Twin Falls, Idaho: Urban to Rural Living
PHOTO CREDIT: Todd Bennett
Ask anyone living in Southern Idaho why they chose this spot, and then settle back for a nice, long conversation.
From the city life of Twin Falls to smaller, nearby towns such as Jerome, Hailey, Rupert, Buhl and Gooding, the ability to have urban amenities with a small-town feel is a big draw. Get a little farther out, into the communities of Kimberly, Heyburn, Wendell, Filer, Shoshone, Paul, Hansen, Hagerman, Oakley and Hazelton, and that small-town feel tops the list, but those folks like being near the city life, too.
Then go all the way out into the country, into spots such as Almo, Albion, Elba and Castleford, and it’s all about having the wide, open space but still be near enough to civilization to stay connected.
Long story short, this is a place where everyone can find his or her pace, and settle in for the long haul.
Twin Falls Offers Urban Amenities
Take Mike and Marti Mauhl, who came to Twin Falls because it was halfway between a getaway home in Arizona and the Pacific Northwest, where their children live. A quick look-see turned into several return trips and, eventually, a home purchase.
“We decided to visit, and eventually bought a house because we’d found the people to be so friendly, and there was so much to see and do here,” Marti says.
The Mauhls liked the refurbished downtown area, the many cultural amenities and the availability of high-quality medical care.
Small Town Residents Pull Together
In Rupert, Joel Rogers is a local boy who grew up, struck out on his own and then wound up finding everything he wanted at home.
“The last thing I wanted to do was stay here,” says Rogers, who is chief operating officer at Minidoka Memorial Hospital. “After school I decided to come back just for a little while … and have stayed for another 35 years.”
When he recruits potential employees for the hospital, Rogers fields a lot of questions about quality of life here. He promotes the outdoor activities, but also the sense of community.
“Often in an urban area, problems are left to someone else,” he says. “Here we know that if something needs fixing, it’ll be up to us to do it. That’s a real plus, because it keeps everyone involved in making the town better.”

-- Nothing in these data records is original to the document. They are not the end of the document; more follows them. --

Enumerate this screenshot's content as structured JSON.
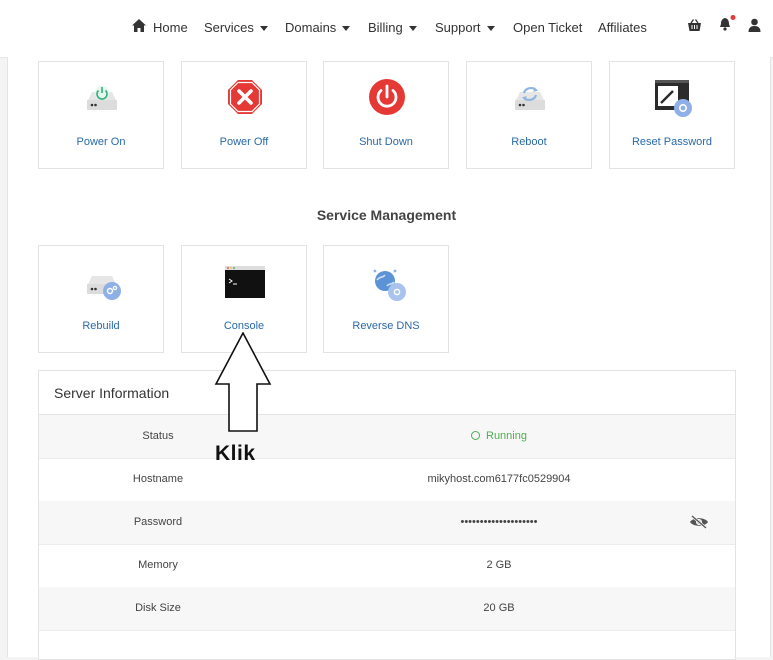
{
  "nav": {
    "items": [
      {
        "label": "Home",
        "caret": false
      },
      {
        "label": "Services",
        "caret": true
      },
      {
        "label": "Domains",
        "caret": true
      },
      {
        "label": "Billing",
        "caret": true
      },
      {
        "label": "Support",
        "caret": true
      },
      {
        "label": "Open Ticket",
        "caret": false
      },
      {
        "label": "Affiliates",
        "caret": false
      }
    ],
    "icons": [
      "basket-icon",
      "bell-icon",
      "user-icon"
    ],
    "notification_color": "#e53935"
  },
  "actions": [
    {
      "label": "Power On",
      "icon": "power-on-icon"
    },
    {
      "label": "Power Off",
      "icon": "power-off-icon"
    },
    {
      "label": "Shut Down",
      "icon": "shutdown-icon"
    },
    {
      "label": "Reboot",
      "icon": "reboot-icon"
    },
    {
      "label": "Reset Password",
      "icon": "reset-password-icon"
    }
  ],
  "management": {
    "title": "Service Management",
    "items": [
      {
        "label": "Rebuild",
        "icon": "rebuild-icon"
      },
      {
        "label": "Console",
        "icon": "console-icon"
      },
      {
        "label": "Reverse DNS",
        "icon": "reverse-dns-icon"
      }
    ]
  },
  "server": {
    "title": "Server Information",
    "rows": [
      {
        "key": "Status",
        "value": "Running"
      },
      {
        "key": "Hostname",
        "value": "mikyhost.com6177fc0529904"
      },
      {
        "key": "Password",
        "value": "••••••••••••••••••••"
      },
      {
        "key": "Memory",
        "value": "2 GB"
      },
      {
        "key": "Disk Size",
        "value": "20 GB"
      }
    ]
  },
  "annotation": {
    "text": "Klik"
  },
  "colors": {
    "link": "#2a6aa8",
    "danger": "#e53935",
    "success": "#4caf50"
  }
}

Rural Areas Support Agricultural Lifestyle
Another native who wouldn’t dream of leaving is Karma Fitzgerald, who along with husband Clem is raising three children in North Shoshone. A Magic Valley native, she “tried to move away a couple of times, but kept coming home."

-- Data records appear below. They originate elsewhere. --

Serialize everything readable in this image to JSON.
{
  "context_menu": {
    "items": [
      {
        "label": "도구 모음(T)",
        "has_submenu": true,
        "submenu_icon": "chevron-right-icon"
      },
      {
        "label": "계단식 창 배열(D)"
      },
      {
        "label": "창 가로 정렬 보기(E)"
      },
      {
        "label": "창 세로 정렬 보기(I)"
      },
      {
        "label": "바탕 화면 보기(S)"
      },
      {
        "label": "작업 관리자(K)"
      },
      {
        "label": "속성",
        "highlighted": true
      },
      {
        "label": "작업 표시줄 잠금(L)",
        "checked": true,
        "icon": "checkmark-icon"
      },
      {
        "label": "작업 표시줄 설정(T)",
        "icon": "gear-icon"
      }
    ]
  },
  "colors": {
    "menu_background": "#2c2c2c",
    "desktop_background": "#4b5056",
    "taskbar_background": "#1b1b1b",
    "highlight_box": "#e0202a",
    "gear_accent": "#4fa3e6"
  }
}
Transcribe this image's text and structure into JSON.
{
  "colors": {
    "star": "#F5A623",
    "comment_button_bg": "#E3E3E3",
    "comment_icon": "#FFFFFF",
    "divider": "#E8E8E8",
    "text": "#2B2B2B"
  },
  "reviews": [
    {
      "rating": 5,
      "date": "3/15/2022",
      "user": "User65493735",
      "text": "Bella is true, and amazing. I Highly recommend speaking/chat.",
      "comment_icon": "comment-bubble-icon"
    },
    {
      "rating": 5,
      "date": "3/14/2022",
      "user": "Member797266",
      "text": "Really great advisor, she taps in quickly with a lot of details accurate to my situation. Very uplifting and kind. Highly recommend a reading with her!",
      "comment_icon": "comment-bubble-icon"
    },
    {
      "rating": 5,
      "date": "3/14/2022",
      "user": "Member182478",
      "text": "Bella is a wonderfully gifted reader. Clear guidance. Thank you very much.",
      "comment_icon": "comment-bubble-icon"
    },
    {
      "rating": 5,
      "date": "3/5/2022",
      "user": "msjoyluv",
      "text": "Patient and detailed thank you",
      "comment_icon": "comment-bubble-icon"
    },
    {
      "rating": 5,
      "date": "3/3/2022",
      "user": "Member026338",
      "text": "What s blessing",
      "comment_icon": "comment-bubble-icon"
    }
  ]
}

“I’ve been here 17 years now, and really wouldn’t go anywhere else,” she says. “I like the rural, agriculture-based lifestyle. My husband is co-owner of 4-Bros Dairy, so we have built our lives around operating a business in a rural area.”
Open Ranges Give Sense of Space
Out on the edge of the High Desert is Castleford, where Twin Falls County Commissioner Terry Kramer is the fourth generation of his family to farm the land. The plentiful hunting, fishing and other recreational opportunities are a big draw for Kramer, as is the sense of wilderness.
“It’s nice to be on the edge of the developed area, because it’s kind of a wilderness out there,” he says. “It’s really a private recreation area for my family, and we’ve gotten used to being out in the country, where you can really have your own space.”
Read more on living in Twin Falls, ID.